Restate the listing below word for word. No picture belongs in the result.
═══ PROVIDED MATERIAL ═══
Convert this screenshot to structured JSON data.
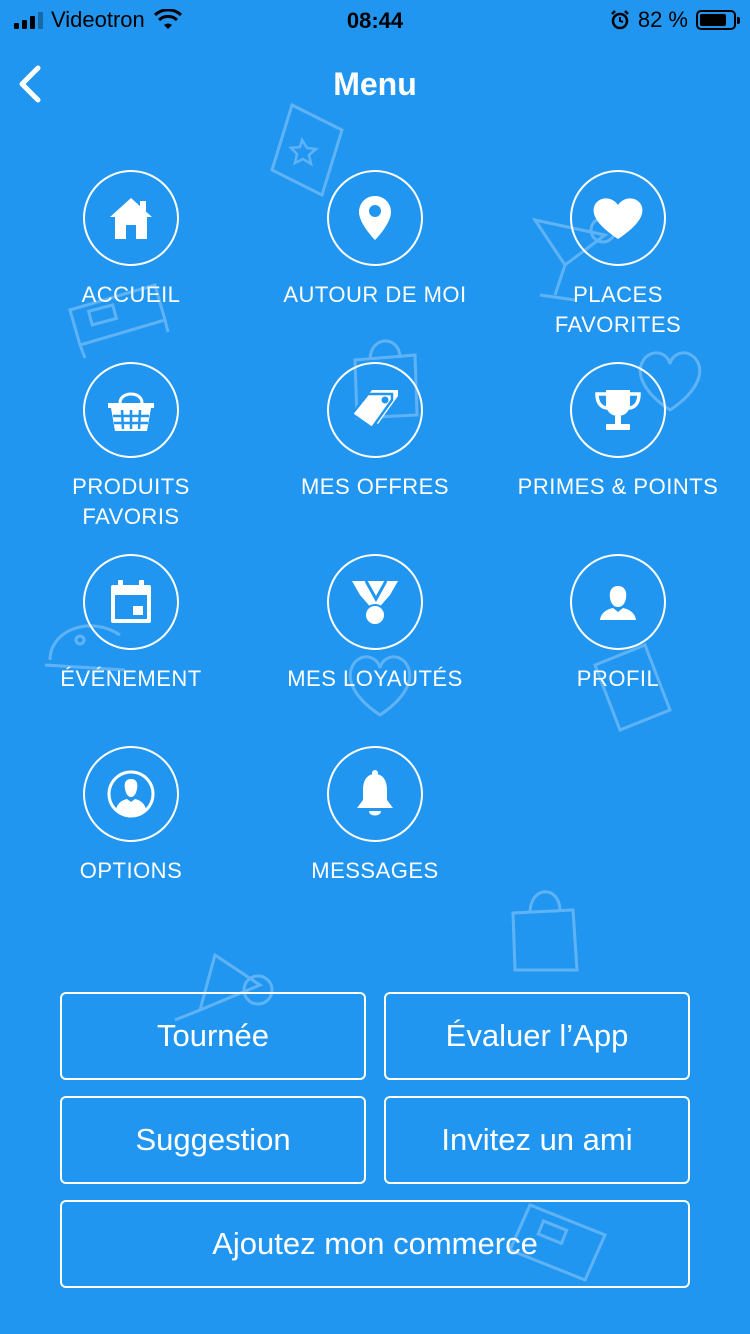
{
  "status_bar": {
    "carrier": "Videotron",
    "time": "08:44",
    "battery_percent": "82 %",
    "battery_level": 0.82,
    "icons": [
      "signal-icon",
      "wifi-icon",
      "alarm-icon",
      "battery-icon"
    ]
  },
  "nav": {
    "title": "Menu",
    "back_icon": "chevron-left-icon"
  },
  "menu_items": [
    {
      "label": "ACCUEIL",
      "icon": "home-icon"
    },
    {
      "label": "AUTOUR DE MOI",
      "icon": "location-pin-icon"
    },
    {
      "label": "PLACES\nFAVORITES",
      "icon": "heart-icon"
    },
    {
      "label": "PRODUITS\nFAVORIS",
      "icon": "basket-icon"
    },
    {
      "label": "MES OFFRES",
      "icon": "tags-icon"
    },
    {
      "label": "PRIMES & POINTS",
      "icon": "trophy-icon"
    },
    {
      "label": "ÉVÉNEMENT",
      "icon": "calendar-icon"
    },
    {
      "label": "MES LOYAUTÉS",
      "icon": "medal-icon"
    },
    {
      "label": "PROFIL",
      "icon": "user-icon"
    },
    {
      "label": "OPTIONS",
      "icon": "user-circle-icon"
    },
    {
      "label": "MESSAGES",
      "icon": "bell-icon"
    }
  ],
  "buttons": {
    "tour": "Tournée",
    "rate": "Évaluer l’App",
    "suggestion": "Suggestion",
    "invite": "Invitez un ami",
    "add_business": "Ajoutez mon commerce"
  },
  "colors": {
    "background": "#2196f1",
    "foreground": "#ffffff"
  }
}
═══
__WRITTEN ANSWER__:
Convert this screenshot to structured JSON data.
{
  "status_bar": {
    "carrier": "Videotron",
    "time": "08:44",
    "battery_percent": "82 %",
    "battery_level": 0.82,
    "icons": [
      "signal-icon",
      "wifi-icon",
      "alarm-icon",
      "battery-icon"
    ]
  },
  "nav": {
    "title": "Menu",
    "back_icon": "chevron-left-icon"
  },
  "menu_items": [
    {
      "label": "ACCUEIL",
      "icon": "home-icon"
    },
    {
      "label": "AUTOUR DE MOI",
      "icon": "location-pin-icon"
    },
    {
      "label": "PLACES\nFAVORITES",
      "icon": "heart-icon"
    },
    {
      "label": "PRODUITS\nFAVORIS",
      "icon": "basket-icon"
    },
    {
      "label": "MES OFFRES",
      "icon": "tags-icon"
    },
    {
      "label": "PRIMES & POINTS",
      "icon": "trophy-icon"
    },
    {
      "label": "ÉVÉNEMENT",
      "icon": "calendar-icon"
    },
    {
      "label": "MES LOYAUTÉS",
      "icon": "medal-icon"
    },
    {
      "label": "PROFIL",
      "icon": "user-icon"
    },
    {
      "label": "OPTIONS",
      "icon": "user-circle-icon"
    },
    {
      "label": "MESSAGES",
      "icon": "bell-icon"
    }
  ],
  "buttons": {
    "tour": "Tournée",
    "rate": "Évaluer l’App",
    "suggestion": "Suggestion",
    "invite": "Invitez un ami",
    "add_business": "Ajoutez mon commerce"
  },
  "colors": {
    "background": "#2196f1",
    "foreground": "#ffffff"
  }
}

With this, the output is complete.